Brought to you by the Ruff Translating team!
It is not easy to learn to read another species' body language. Heck, it's not even easy to learn another person's body language or facial expression. How many times have you thought that a new person you've met was expressing an emotion that they weren't aware what they were conveying. I mean, we've all heard of Resting Bitch Face. Still, though it's not perfect, we use each others body language and facial expression to convey and receive all kinds of important information. There are a lot of great resources online to get you started on reading dog body language, but truly spending time with you pup will help you notice patterns best.
So many people misread their dog's reactivity as aggression. Just because a dog is making a lot of excited noises (even growls to a degree) does not mean that an attack is imminent, although it also doesn't mean that your dog is just "really happy" to see their friends. But how we respond to that excitement as handlers and trainers should be consistent. We should be asking for an alternative, redirecting that energy into focusing on what we ask via commands, and waiting until the dog is not so excited to move onto any next step- especially entering a dog park. Dogs have evolved to communicate with us as part of their species survival strategy, but it feels like with more anthropomorphizing, we have lost the ability to really pick up on their cues.
Each dog that I have met has shown me slightly different combinations to communicate anxiety, feeling unsure, excitement, interest, etc. It takes time with a dog to watch what happens when I introduce stimulus that is unexpected, and find any patterns that present throughout different distractions. Once I have a decent read on a dog, I can better see if their behavior starts to change. For example, right now I'm working with a gorgeous brindle pup, whose name is Stiles. Stiles is a dog who is coping with some fairly deep anxiety, which has recently started developing into near fear-aggressive reactivity. Loud, sharp barking, growling, and teeth snapping when he is stressed has given his family really strong concerns. So I'm working with him to build up his confidence, and defer to his handlers when faced with something new or potentially scary, instead of escalating his behavior. Stiles has a really sweet smile- but it becomes really "stretched" at the corners of his mouth when he is nervous. A quick glance and someone may think that he was either flashing his teeth, or just super happy. But what's actually happening is he is clearly telling me, before he starts barking, that something is upsetting him. He also tenses his back and pushes his ears high and forward. Now that I know this, as a trainer I can take him just to that line, and then reduce the stimulus and offer counter conditioning so that we can increase his tolerance positively, and at a safe speed. But it is only because I observed Stiles and have practiced learning to read dog language that I will be able to help him with problematic behaviors. Rio doesn't display this same anxiety sign, rather she hunches low, or bounces up and down like Tigger when she is nervous. Badger pants and licks his lips, Swanson whines and hides.

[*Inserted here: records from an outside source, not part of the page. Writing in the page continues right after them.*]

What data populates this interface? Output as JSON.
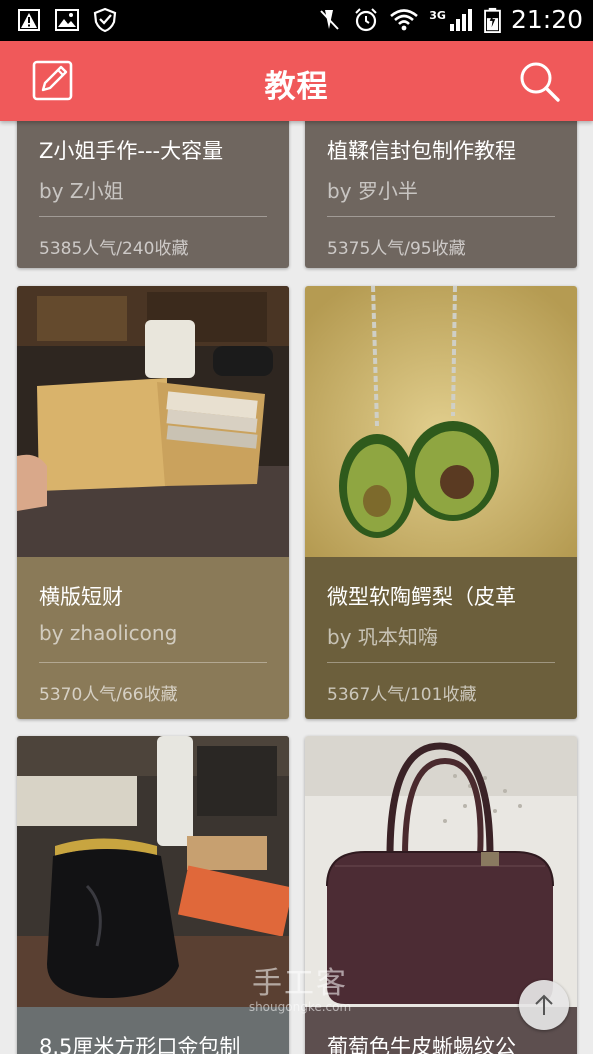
{
  "status_bar": {
    "time": "21:20",
    "network": "3G",
    "icons": [
      "warning-icon",
      "image-icon",
      "shield-icon",
      "mute-icon",
      "alarm-icon",
      "wifi-icon",
      "signal-icon",
      "battery-icon"
    ]
  },
  "app_bar": {
    "title": "教程",
    "left_icon": "edit-icon",
    "right_icon": "search-icon",
    "color": "#f0595a"
  },
  "cards": [
    {
      "title": "Z小姐手作---大容量",
      "author": "by Z小姐",
      "stats": "5385人气/240收藏",
      "info_color": "#6f665f"
    },
    {
      "title": "植鞣信封包制作教程",
      "author": "by 罗小半",
      "stats": "5375人气/95收藏",
      "info_color": "#6f665f"
    },
    {
      "title": "横版短财",
      "author": "by zhaolicong",
      "stats": "5370人气/66收藏",
      "info_color": "#8a7a58"
    },
    {
      "title": "微型软陶鳄梨（皮革",
      "author": "by 巩本知嗨",
      "stats": "5367人气/101收藏",
      "info_color": "#6c5f3c"
    },
    {
      "title": "8.5厘米方形口金包制",
      "author": "",
      "stats": "",
      "info_color": "#6a6f70"
    },
    {
      "title": "葡萄色牛皮蜥蜴纹公",
      "author": "",
      "stats": "",
      "info_color": "#5d4f4f"
    }
  ],
  "watermark": {
    "big": "手工客",
    "small": "shougongke.com"
  },
  "back_to_top_icon": "arrow-up-icon"
}
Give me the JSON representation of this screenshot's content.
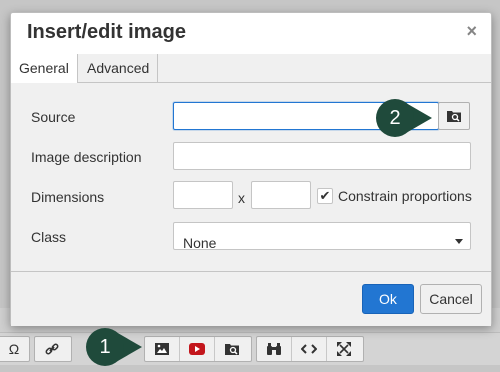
{
  "dialog": {
    "title": "Insert/edit image",
    "close_glyph": "×",
    "tabs": [
      {
        "label": "General",
        "active": true
      },
      {
        "label": "Advanced",
        "active": false
      }
    ],
    "fields": {
      "source_label": "Source",
      "source_value": "",
      "description_label": "Image description",
      "description_value": "",
      "dimensions_label": "Dimensions",
      "width_value": "",
      "height_value": "",
      "times_glyph": "x",
      "constrain_label": "Constrain proportions",
      "constrain_checked": true,
      "class_label": "Class",
      "class_value": "None"
    },
    "buttons": {
      "ok": "Ok",
      "cancel": "Cancel"
    }
  },
  "callouts": {
    "one": "1",
    "two": "2"
  },
  "toolbar": {
    "omega_glyph": "Ω",
    "icons": [
      "omega-icon",
      "link-icon",
      "image-icon",
      "youtube-icon",
      "browse-icon",
      "binoculars-icon",
      "code-icon",
      "fullscreen-icon"
    ]
  },
  "colors": {
    "primary": "#2276d2",
    "callout": "#1f4a3b",
    "focus_border": "#2276d2"
  }
}
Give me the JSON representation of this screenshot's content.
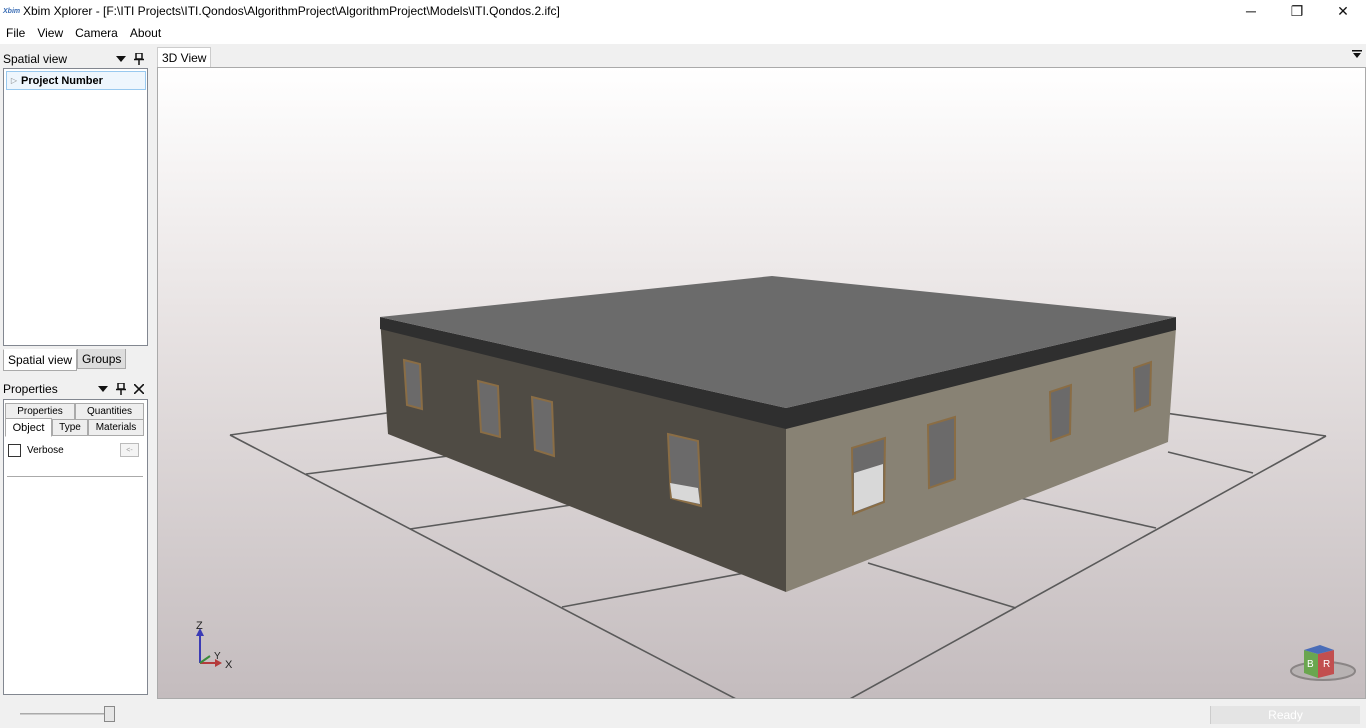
{
  "window": {
    "app_icon": "xbim-logo-icon",
    "app_icon_text": "Xbim",
    "title": "Xbim Xplorer - [F:\\ITI Projects\\ITI.Qondos\\AlgorithmProject\\AlgorithmProject\\Models\\ITI.Qondos.2.ifc]",
    "minimize_glyph": "─",
    "maximize_glyph": "❐",
    "close_glyph": "✕"
  },
  "menu": {
    "items": [
      "File",
      "View",
      "Camera",
      "About"
    ]
  },
  "spatial_pane": {
    "title": "Spatial view",
    "dropdown_glyph": "▼",
    "pin_glyph": "📌",
    "tree": [
      {
        "label": "Project Number",
        "expander": "▷"
      }
    ],
    "tabs": [
      "Spatial view",
      "Groups"
    ],
    "active_tab": "Spatial view"
  },
  "properties_pane": {
    "title": "Properties",
    "dropdown_glyph": "▼",
    "pin_glyph": "📌",
    "close_glyph": "✕",
    "tabs_row1": [
      "Properties",
      "Quantities"
    ],
    "tabs_row2": [
      "Object",
      "Type",
      "Materials"
    ],
    "active_tab": "Object",
    "verbose_label": "Verbose",
    "verbose_checked": false,
    "back_button": "<-"
  },
  "view": {
    "tab_label": "3D View",
    "menu_glyph": "▼",
    "axes": {
      "z": "Z",
      "y": "Y",
      "x": "X"
    },
    "navcube": {
      "left_face": "B",
      "right_face": "R"
    },
    "colors": {
      "roof_top": "#6b6b6b",
      "roof_edge": "#2f2f2f",
      "wall_left": "#4f4b44",
      "wall_right": "#888274",
      "grid_line": "#555555"
    }
  },
  "status": {
    "text": "Ready"
  }
}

Your dog absolutely has cues for when they are bored, when they are hungry, sick, stressed, cuddly, relaxed etc. The best thing to do when learning to read your dog is to think about whether their needs have been met, and correspond it to the behavior you are observing. So for an easy example, every night at about five pm, our dogs know that dinner is coming. They may get up, walk over to the food and water dish, stare at me, stand near the door for potty break (always before dinner), or some combination there of. They know that food is coming, and they are reminding me of the time. Swanson, if he hasn't had enough activity for the day, will come and stare directly at me, wagging at a very slow speed, and stomp his front two feet until I get the leash or redirect his behavior elsewhere by asking for a lay down or sending him to his crate. I try to project what I think the dog is communicating by remembering that dogs love patterns- so if an action corresponds to a daily routine- they may be linked. It's not enough to just notice those patterns though- we then have to figure out what to do if the escalation from the warning sign is a problematic behavior (like leash reactivity). Often a dog may also develop a behavior that's serving as an inappropriate coping skill for boredom or stress. Dogs that obsessively lick, pace, circle, etc- are all usually missing enough mental and physical stimulation throughout their day, and find that this behavior either gives them something to do or causes a human to interact with them (good or bad). Occasionally behavior patterns can cue a family into a health concern as well. Our lab mix guards food much more actively when he is sore in his hip.
One of the best things one can do as a handler or owner of a pup is to read and study the most current information about body language, and then see what you can look at in your own pups and use it as a jumping off point for correcting behaviors. Aside from practice, one of the most important aspects of dog training is prevention! If I can head off a behavior before it hits peak severity- then I can reward the dog sooner for an alternative. A good jumping off point to learn more about canine body language is to check out this webinar from the ASPCA and this post from Barkpost!